Task statement. Your task is to repeat the entries underneath exactly, minus the pictures.

The records.
______
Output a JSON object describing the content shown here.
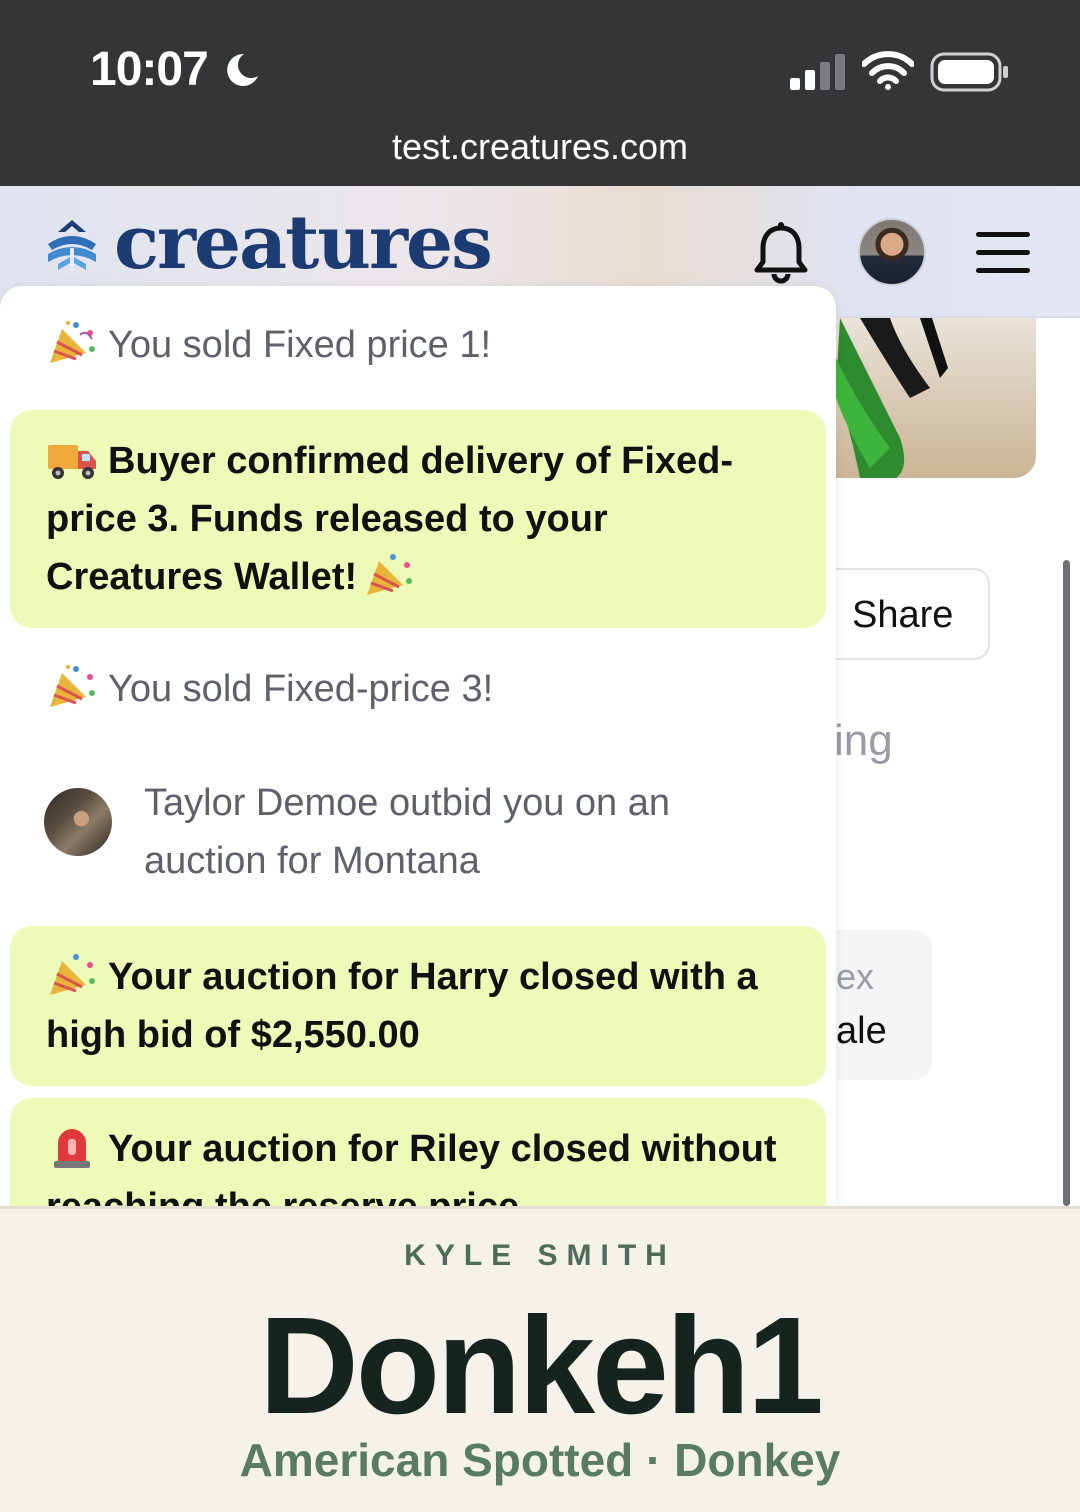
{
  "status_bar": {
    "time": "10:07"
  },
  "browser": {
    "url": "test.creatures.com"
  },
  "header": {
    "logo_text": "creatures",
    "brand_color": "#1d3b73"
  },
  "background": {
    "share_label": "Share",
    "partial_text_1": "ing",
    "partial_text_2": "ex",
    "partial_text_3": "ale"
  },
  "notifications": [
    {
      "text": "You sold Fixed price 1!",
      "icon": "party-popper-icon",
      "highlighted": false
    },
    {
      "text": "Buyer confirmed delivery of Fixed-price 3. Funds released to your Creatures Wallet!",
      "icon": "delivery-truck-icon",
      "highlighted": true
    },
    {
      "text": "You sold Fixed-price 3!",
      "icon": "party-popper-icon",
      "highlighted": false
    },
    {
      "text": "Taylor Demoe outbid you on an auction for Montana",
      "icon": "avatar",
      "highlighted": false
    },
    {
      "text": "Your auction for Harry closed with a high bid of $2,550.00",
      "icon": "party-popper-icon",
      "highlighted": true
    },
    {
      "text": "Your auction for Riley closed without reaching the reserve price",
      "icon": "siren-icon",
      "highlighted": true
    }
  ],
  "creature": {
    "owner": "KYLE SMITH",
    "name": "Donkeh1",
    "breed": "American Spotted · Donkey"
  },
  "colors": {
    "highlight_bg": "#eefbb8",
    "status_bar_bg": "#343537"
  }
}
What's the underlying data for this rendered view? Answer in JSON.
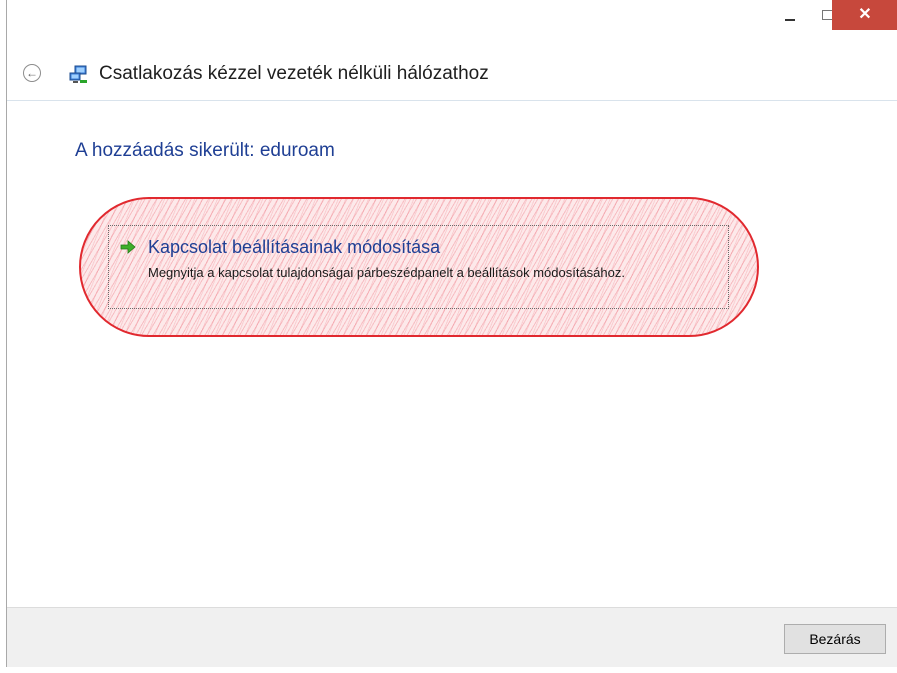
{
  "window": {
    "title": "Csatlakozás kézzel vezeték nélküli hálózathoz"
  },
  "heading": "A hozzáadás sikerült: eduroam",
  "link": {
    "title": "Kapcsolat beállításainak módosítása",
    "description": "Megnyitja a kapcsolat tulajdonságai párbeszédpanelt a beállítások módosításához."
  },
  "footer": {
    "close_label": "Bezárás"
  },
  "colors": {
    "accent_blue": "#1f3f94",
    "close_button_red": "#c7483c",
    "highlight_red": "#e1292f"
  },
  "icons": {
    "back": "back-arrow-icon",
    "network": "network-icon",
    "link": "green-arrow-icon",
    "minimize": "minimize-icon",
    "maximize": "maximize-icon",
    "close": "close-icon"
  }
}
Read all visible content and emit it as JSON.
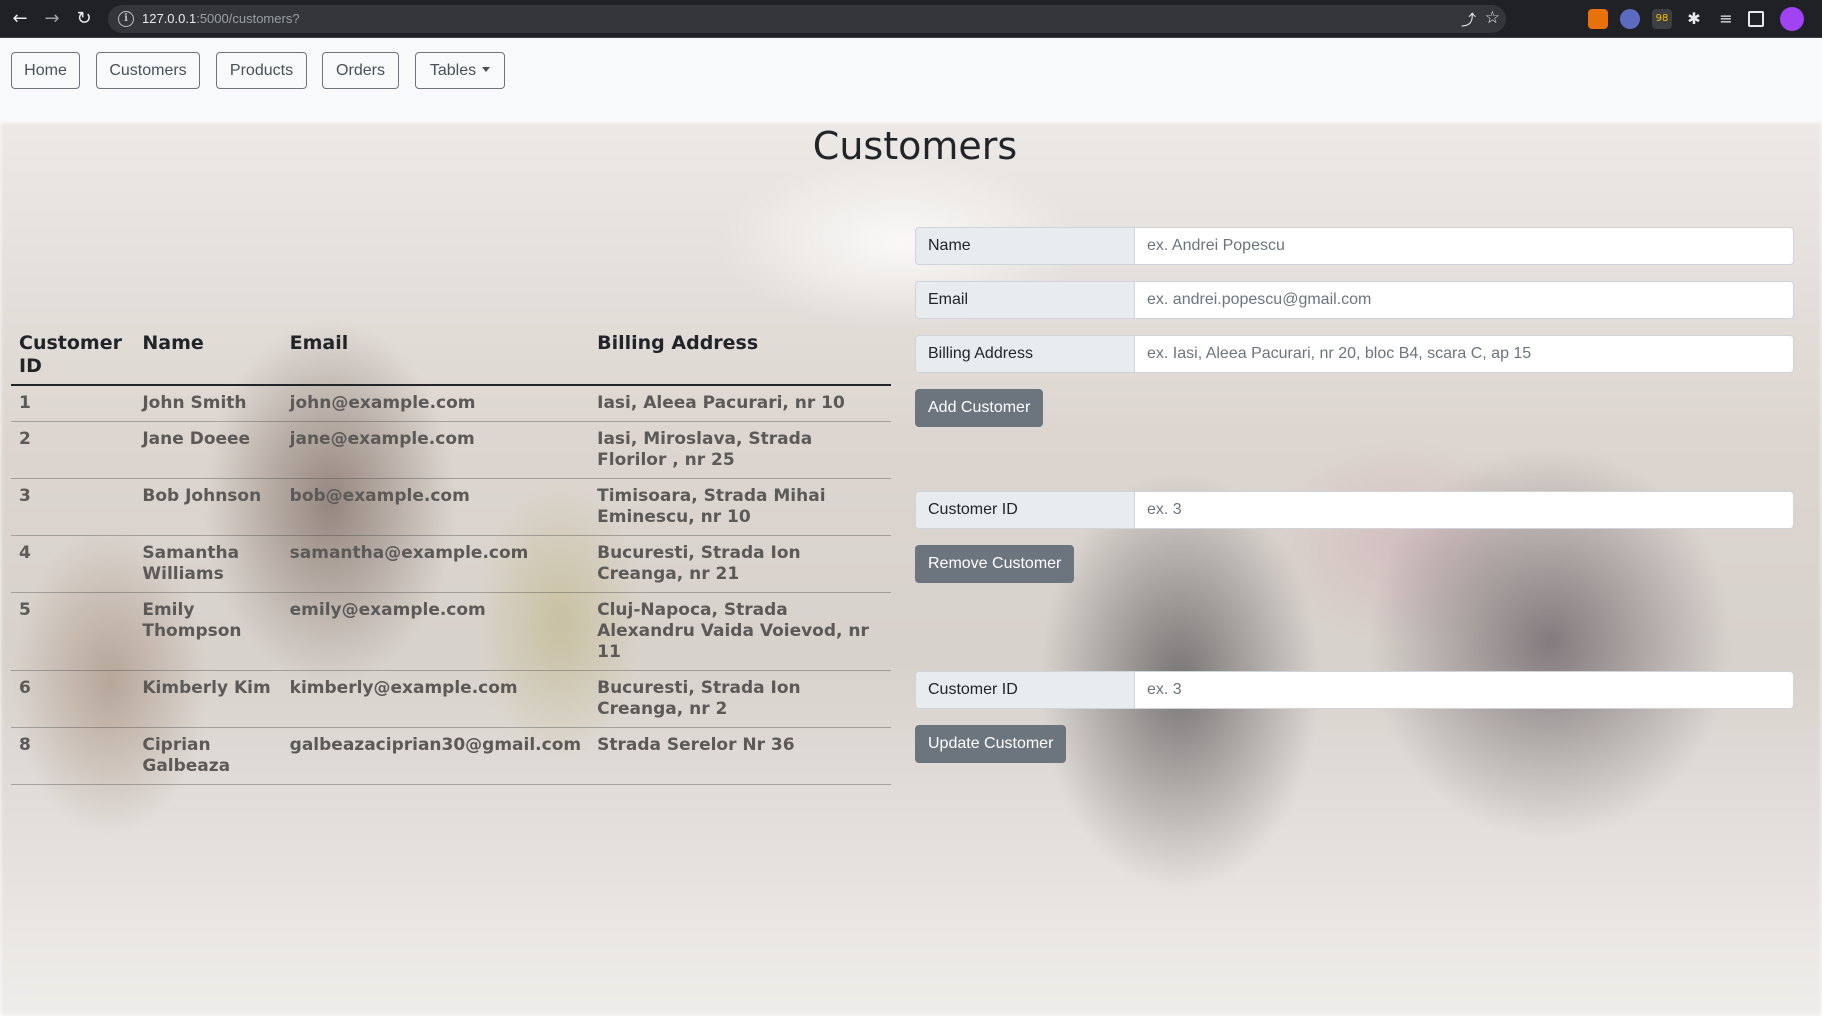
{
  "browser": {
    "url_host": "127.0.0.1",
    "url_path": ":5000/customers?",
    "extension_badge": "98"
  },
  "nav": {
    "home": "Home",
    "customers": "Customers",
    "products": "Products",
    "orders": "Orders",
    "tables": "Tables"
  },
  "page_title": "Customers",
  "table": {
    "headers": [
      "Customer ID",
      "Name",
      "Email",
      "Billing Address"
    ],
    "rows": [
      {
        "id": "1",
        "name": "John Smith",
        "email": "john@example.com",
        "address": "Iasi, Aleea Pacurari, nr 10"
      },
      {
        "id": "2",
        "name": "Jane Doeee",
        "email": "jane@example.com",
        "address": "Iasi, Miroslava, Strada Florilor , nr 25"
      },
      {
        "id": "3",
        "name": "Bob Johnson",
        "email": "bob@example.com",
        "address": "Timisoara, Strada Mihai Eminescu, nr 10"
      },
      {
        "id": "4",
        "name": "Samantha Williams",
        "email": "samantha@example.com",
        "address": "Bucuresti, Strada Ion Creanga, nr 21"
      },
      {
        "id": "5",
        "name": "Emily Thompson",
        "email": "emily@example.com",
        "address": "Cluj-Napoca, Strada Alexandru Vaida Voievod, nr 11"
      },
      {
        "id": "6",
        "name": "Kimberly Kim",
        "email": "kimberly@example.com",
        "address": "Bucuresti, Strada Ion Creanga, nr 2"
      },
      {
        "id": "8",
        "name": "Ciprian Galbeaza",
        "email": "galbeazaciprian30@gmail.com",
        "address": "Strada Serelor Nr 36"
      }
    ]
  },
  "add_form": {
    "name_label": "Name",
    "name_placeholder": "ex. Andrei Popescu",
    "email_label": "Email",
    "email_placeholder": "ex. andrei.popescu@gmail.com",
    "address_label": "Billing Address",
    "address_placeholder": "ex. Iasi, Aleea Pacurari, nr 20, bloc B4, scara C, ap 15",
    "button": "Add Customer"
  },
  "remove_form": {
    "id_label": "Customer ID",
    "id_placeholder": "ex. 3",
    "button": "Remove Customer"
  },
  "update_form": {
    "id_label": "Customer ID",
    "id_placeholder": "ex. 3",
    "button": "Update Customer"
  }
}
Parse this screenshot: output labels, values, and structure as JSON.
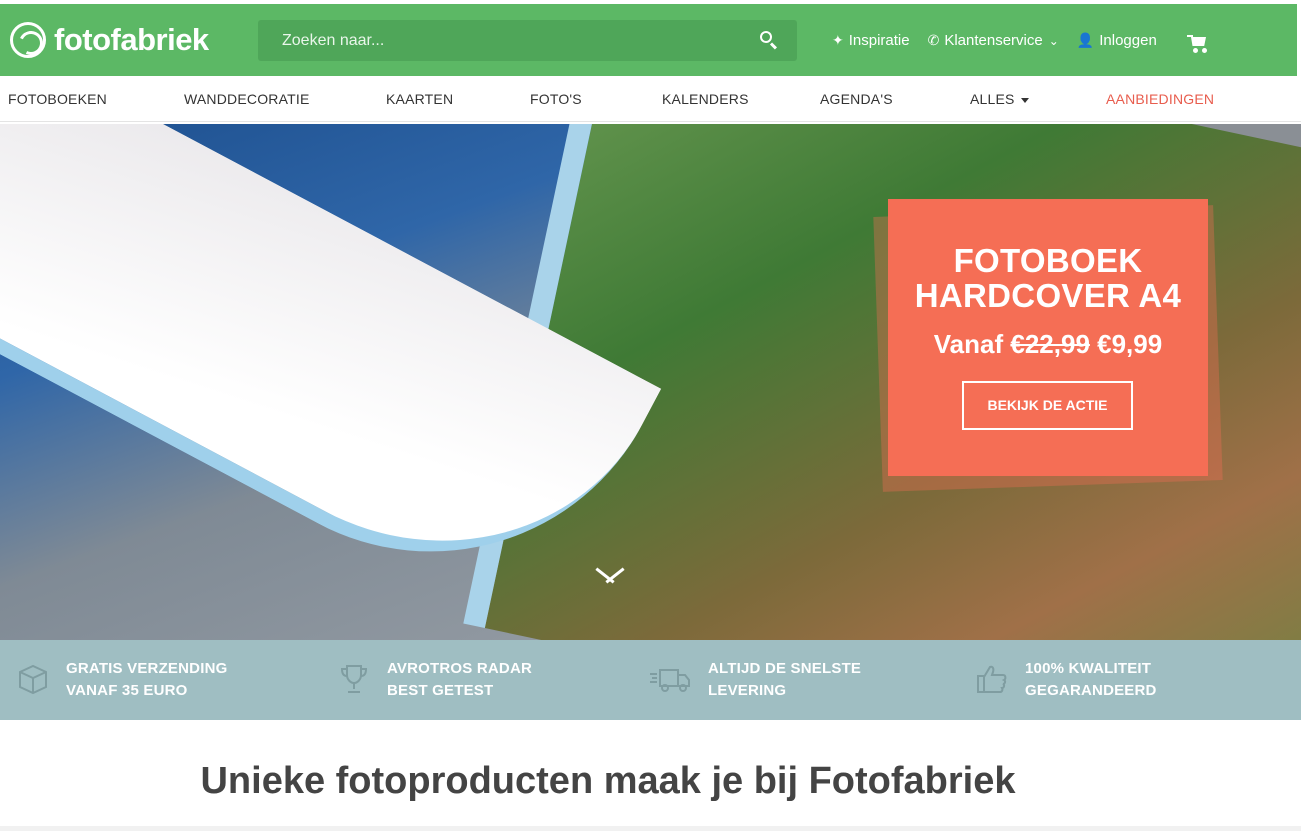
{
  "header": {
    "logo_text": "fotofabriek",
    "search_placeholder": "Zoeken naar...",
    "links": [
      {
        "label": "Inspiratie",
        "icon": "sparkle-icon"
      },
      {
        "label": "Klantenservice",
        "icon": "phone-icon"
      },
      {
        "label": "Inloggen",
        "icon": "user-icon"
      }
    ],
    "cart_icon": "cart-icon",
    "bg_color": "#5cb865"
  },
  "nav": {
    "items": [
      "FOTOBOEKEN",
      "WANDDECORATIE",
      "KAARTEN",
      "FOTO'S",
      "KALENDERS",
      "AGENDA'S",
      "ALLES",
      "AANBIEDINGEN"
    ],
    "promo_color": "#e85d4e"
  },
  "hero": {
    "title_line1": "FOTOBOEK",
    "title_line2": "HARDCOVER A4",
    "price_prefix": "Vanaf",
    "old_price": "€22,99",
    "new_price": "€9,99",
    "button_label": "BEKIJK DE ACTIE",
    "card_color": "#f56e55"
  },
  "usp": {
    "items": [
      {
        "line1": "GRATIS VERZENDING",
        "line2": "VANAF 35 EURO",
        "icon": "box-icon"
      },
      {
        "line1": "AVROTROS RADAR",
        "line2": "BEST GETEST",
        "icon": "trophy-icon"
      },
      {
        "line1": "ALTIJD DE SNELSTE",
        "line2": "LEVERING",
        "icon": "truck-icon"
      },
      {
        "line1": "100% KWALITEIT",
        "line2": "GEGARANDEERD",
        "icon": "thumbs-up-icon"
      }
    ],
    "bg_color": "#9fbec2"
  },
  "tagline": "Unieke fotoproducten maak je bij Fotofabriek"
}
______
Answer for the task.
Output a JSON object describing the content shown here.
{
  "status_bar": {
    "time": "10:07"
  },
  "browser": {
    "url": "test.creatures.com"
  },
  "header": {
    "logo_text": "creatures",
    "brand_color": "#1d3b73"
  },
  "background": {
    "share_label": "Share",
    "partial_text_1": "ing",
    "partial_text_2": "ex",
    "partial_text_3": "ale"
  },
  "notifications": [
    {
      "text": "You sold Fixed price 1!",
      "icon": "party-popper-icon",
      "highlighted": false
    },
    {
      "text": "Buyer confirmed delivery of Fixed-price 3. Funds released to your Creatures Wallet!",
      "icon": "delivery-truck-icon",
      "highlighted": true
    },
    {
      "text": "You sold Fixed-price 3!",
      "icon": "party-popper-icon",
      "highlighted": false
    },
    {
      "text": "Taylor Demoe outbid you on an auction for Montana",
      "icon": "avatar",
      "highlighted": false
    },
    {
      "text": "Your auction for Harry closed with a high bid of $2,550.00",
      "icon": "party-popper-icon",
      "highlighted": true
    },
    {
      "text": "Your auction for Riley closed without reaching the reserve price",
      "icon": "siren-icon",
      "highlighted": true
    }
  ],
  "creature": {
    "owner": "KYLE SMITH",
    "name": "Donkeh1",
    "breed": "American Spotted · Donkey"
  },
  "colors": {
    "highlight_bg": "#eefbb8",
    "status_bar_bg": "#343537"
  }
}
What's the underlying data for this rendered view? Answer in JSON.
{
  "window": {
    "title": "Csatlakozás kézzel vezeték nélküli hálózathoz"
  },
  "heading": "A hozzáadás sikerült: eduroam",
  "link": {
    "title": "Kapcsolat beállításainak módosítása",
    "description": "Megnyitja a kapcsolat tulajdonságai párbeszédpanelt a beállítások módosításához."
  },
  "footer": {
    "close_label": "Bezárás"
  },
  "colors": {
    "accent_blue": "#1f3f94",
    "close_button_red": "#c7483c",
    "highlight_red": "#e1292f"
  },
  "icons": {
    "back": "back-arrow-icon",
    "network": "network-icon",
    "link": "green-arrow-icon",
    "minimize": "minimize-icon",
    "maximize": "maximize-icon",
    "close": "close-icon"
  }
}
Read all visible content and emit it as JSON.
{
  "browser": {
    "url_host": "127.0.0.1",
    "url_path": ":5000/customers?",
    "extension_badge": "98"
  },
  "nav": {
    "home": "Home",
    "customers": "Customers",
    "products": "Products",
    "orders": "Orders",
    "tables": "Tables"
  },
  "page_title": "Customers",
  "table": {
    "headers": [
      "Customer ID",
      "Name",
      "Email",
      "Billing Address"
    ],
    "rows": [
      {
        "id": "1",
        "name": "John Smith",
        "email": "john@example.com",
        "address": "Iasi, Aleea Pacurari, nr 10"
      },
      {
        "id": "2",
        "name": "Jane Doeee",
        "email": "jane@example.com",
        "address": "Iasi, Miroslava, Strada Florilor , nr 25"
      },
      {
        "id": "3",
        "name": "Bob Johnson",
        "email": "bob@example.com",
        "address": "Timisoara, Strada Mihai Eminescu, nr 10"
      },
      {
        "id": "4",
        "name": "Samantha Williams",
        "email": "samantha@example.com",
        "address": "Bucuresti, Strada Ion Creanga, nr 21"
      },
      {
        "id": "5",
        "name": "Emily Thompson",
        "email": "emily@example.com",
        "address": "Cluj-Napoca, Strada Alexandru Vaida Voievod, nr 11"
      },
      {
        "id": "6",
        "name": "Kimberly Kim",
        "email": "kimberly@example.com",
        "address": "Bucuresti, Strada Ion Creanga, nr 2"
      },
      {
        "id": "8",
        "name": "Ciprian Galbeaza",
        "email": "galbeazaciprian30@gmail.com",
        "address": "Strada Serelor Nr 36"
      }
    ]
  },
  "add_form": {
    "name_label": "Name",
    "name_placeholder": "ex. Andrei Popescu",
    "email_label": "Email",
    "email_placeholder": "ex. andrei.popescu@gmail.com",
    "address_label": "Billing Address",
    "address_placeholder": "ex. Iasi, Aleea Pacurari, nr 20, bloc B4, scara C, ap 15",
    "button": "Add Customer"
  },
  "remove_form": {
    "id_label": "Customer ID",
    "id_placeholder": "ex. 3",
    "button": "Remove Customer"
  },
  "update_form": {
    "id_label": "Customer ID",
    "id_placeholder": "ex. 3",
    "button": "Update Customer"
  }
}
Parse this screenshot: output labels, values, and structure as JSON.
{
  "header": {
    "logo_text": "fotofabriek",
    "search_placeholder": "Zoeken naar...",
    "links": [
      {
        "label": "Inspiratie",
        "icon": "sparkle-icon"
      },
      {
        "label": "Klantenservice",
        "icon": "phone-icon"
      },
      {
        "label": "Inloggen",
        "icon": "user-icon"
      }
    ],
    "cart_icon": "cart-icon",
    "bg_color": "#5cb865"
  },
  "nav": {
    "items": [
      "FOTOBOEKEN",
      "WANDDECORATIE",
      "KAARTEN",
      "FOTO'S",
      "KALENDERS",
      "AGENDA'S",
      "ALLES",
      "AANBIEDINGEN"
    ],
    "promo_color": "#e85d4e"
  },
  "hero": {
    "title_line1": "FOTOBOEK",
    "title_line2": "HARDCOVER A4",
    "price_prefix": "Vanaf",
    "old_price": "€22,99",
    "new_price": "€9,99",
    "button_label": "BEKIJK DE ACTIE",
    "card_color": "#f56e55"
  },
  "usp": {
    "items": [
      {
        "line1": "GRATIS VERZENDING",
        "line2": "VANAF 35 EURO",
        "icon": "box-icon"
      },
      {
        "line1": "AVROTROS RADAR",
        "line2": "BEST GETEST",
        "icon": "trophy-icon"
      },
      {
        "line1": "ALTIJD DE SNELSTE",
        "line2": "LEVERING",
        "icon": "truck-icon"
      },
      {
        "line1": "100% KWALITEIT",
        "line2": "GEGARANDEERD",
        "icon": "thumbs-up-icon"
      }
    ],
    "bg_color": "#9fbec2"
  },
  "tagline": "Unieke fotoproducten maak je bij Fotofabriek"
}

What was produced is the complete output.